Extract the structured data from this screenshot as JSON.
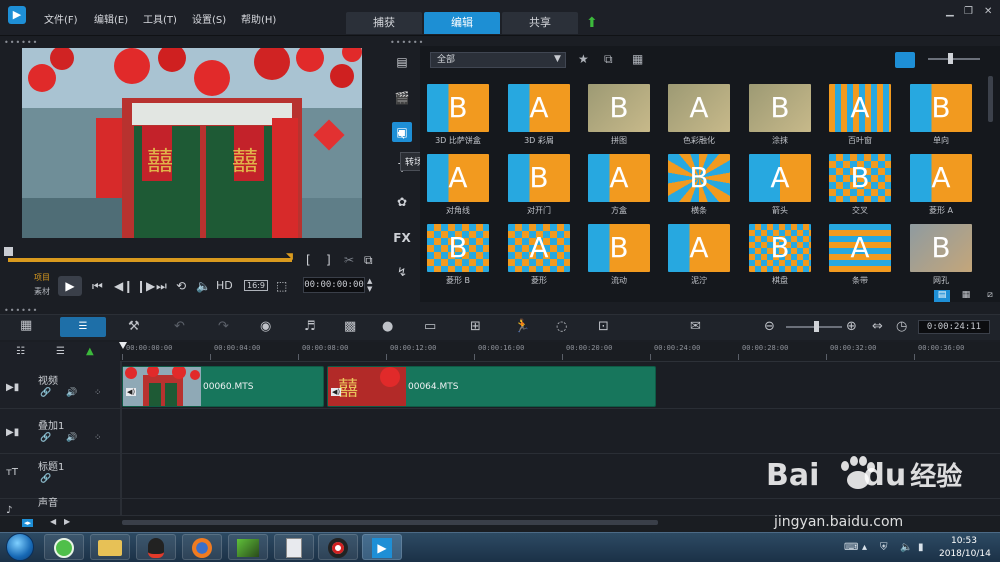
{
  "menu": {
    "file": "文件(F)",
    "edit": "编辑(E)",
    "tools": "工具(T)",
    "settings": "设置(S)",
    "help": "帮助(H)"
  },
  "mode_tabs": {
    "capture": "捕获",
    "edit": "编辑",
    "share": "共享"
  },
  "player": {
    "project_label": "项目",
    "clip_label": "素材",
    "hd_label": "HD",
    "aspect_label": "16:9",
    "timecode": "00:00:00:00"
  },
  "library": {
    "category": "全部",
    "tooltip": "转场",
    "fx_label": "FX",
    "transitions": [
      {
        "label": "3D 比萨饼盒"
      },
      {
        "label": "3D 彩屑"
      },
      {
        "label": "拼图"
      },
      {
        "label": "色彩融化"
      },
      {
        "label": "涂抹"
      },
      {
        "label": "百叶窗"
      },
      {
        "label": "单向"
      },
      {
        "label": "对角线"
      },
      {
        "label": "对开门"
      },
      {
        "label": "方盒"
      },
      {
        "label": "横条"
      },
      {
        "label": "箭头"
      },
      {
        "label": "交叉"
      },
      {
        "label": "菱形 A"
      },
      {
        "label": "菱形 B"
      },
      {
        "label": "菱形"
      },
      {
        "label": "流动"
      },
      {
        "label": "泥泞"
      },
      {
        "label": "棋盘"
      },
      {
        "label": "条带"
      },
      {
        "label": "网孔"
      }
    ]
  },
  "timeline": {
    "duration": "0:00:24:11",
    "ruler_labels": [
      "00:00:00:00",
      "00:00:04:00",
      "00:00:08:00",
      "00:00:12:00",
      "00:00:16:00",
      "00:00:20:00",
      "00:00:24:00",
      "00:00:28:00",
      "00:00:32:00",
      "00:00:36:00"
    ],
    "tracks": {
      "video": "视频",
      "overlay": "叠加1",
      "title": "标题1",
      "voice": "声音"
    },
    "clips": [
      {
        "name": "00060.MTS"
      },
      {
        "name": "00064.MTS"
      }
    ]
  },
  "taskbar": {
    "time": "10:53",
    "date": "2018/10/14"
  },
  "watermark": {
    "brand": "Bai",
    "brand2": "du",
    "cn": "经验",
    "url": "jingyan.baidu.com"
  },
  "colors": {
    "accent": "#1e8fd6",
    "clip": "#17765c",
    "scrub": "#d99a1e",
    "thumb_orange": "#f29a1f",
    "thumb_blue": "#27a8e0"
  }
}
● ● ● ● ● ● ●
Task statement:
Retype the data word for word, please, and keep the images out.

Answer area:
Extract the structured data from this screenshot as JSON.
{
  "menu": {
    "file": "文件(F)",
    "edit": "编辑(E)",
    "tools": "工具(T)",
    "settings": "设置(S)",
    "help": "帮助(H)"
  },
  "mode_tabs": {
    "capture": "捕获",
    "edit": "编辑",
    "share": "共享"
  },
  "player": {
    "project_label": "项目",
    "clip_label": "素材",
    "hd_label": "HD",
    "aspect_label": "16:9",
    "timecode": "00:00:00:00"
  },
  "library": {
    "category": "全部",
    "tooltip": "转场",
    "fx_label": "FX",
    "transitions": [
      {
        "label": "3D 比萨饼盒"
      },
      {
        "label": "3D 彩屑"
      },
      {
        "label": "拼图"
      },
      {
        "label": "色彩融化"
      },
      {
        "label": "涂抹"
      },
      {
        "label": "百叶窗"
      },
      {
        "label": "单向"
      },
      {
        "label": "对角线"
      },
      {
        "label": "对开门"
      },
      {
        "label": "方盒"
      },
      {
        "label": "横条"
      },
      {
        "label": "箭头"
      },
      {
        "label": "交叉"
      },
      {
        "label": "菱形 A"
      },
      {
        "label": "菱形 B"
      },
      {
        "label": "菱形"
      },
      {
        "label": "流动"
      },
      {
        "label": "泥泞"
      },
      {
        "label": "棋盘"
      },
      {
        "label": "条带"
      },
      {
        "label": "网孔"
      }
    ]
  },
  "timeline": {
    "duration": "0:00:24:11",
    "ruler_labels": [
      "00:00:00:00",
      "00:00:04:00",
      "00:00:08:00",
      "00:00:12:00",
      "00:00:16:00",
      "00:00:20:00",
      "00:00:24:00",
      "00:00:28:00",
      "00:00:32:00",
      "00:00:36:00"
    ],
    "tracks": {
      "video": "视频",
      "overlay": "叠加1",
      "title": "标题1",
      "voice": "声音"
    },
    "clips": [
      {
        "name": "00060.MTS"
      },
      {
        "name": "00064.MTS"
      }
    ]
  },
  "taskbar": {
    "time": "10:53",
    "date": "2018/10/14"
  },
  "watermark": {
    "brand": "Bai",
    "brand2": "du",
    "cn": "经验",
    "url": "jingyan.baidu.com"
  },
  "colors": {
    "accent": "#1e8fd6",
    "clip": "#17765c",
    "scrub": "#d99a1e",
    "thumb_orange": "#f29a1f",
    "thumb_blue": "#27a8e0"
  }
}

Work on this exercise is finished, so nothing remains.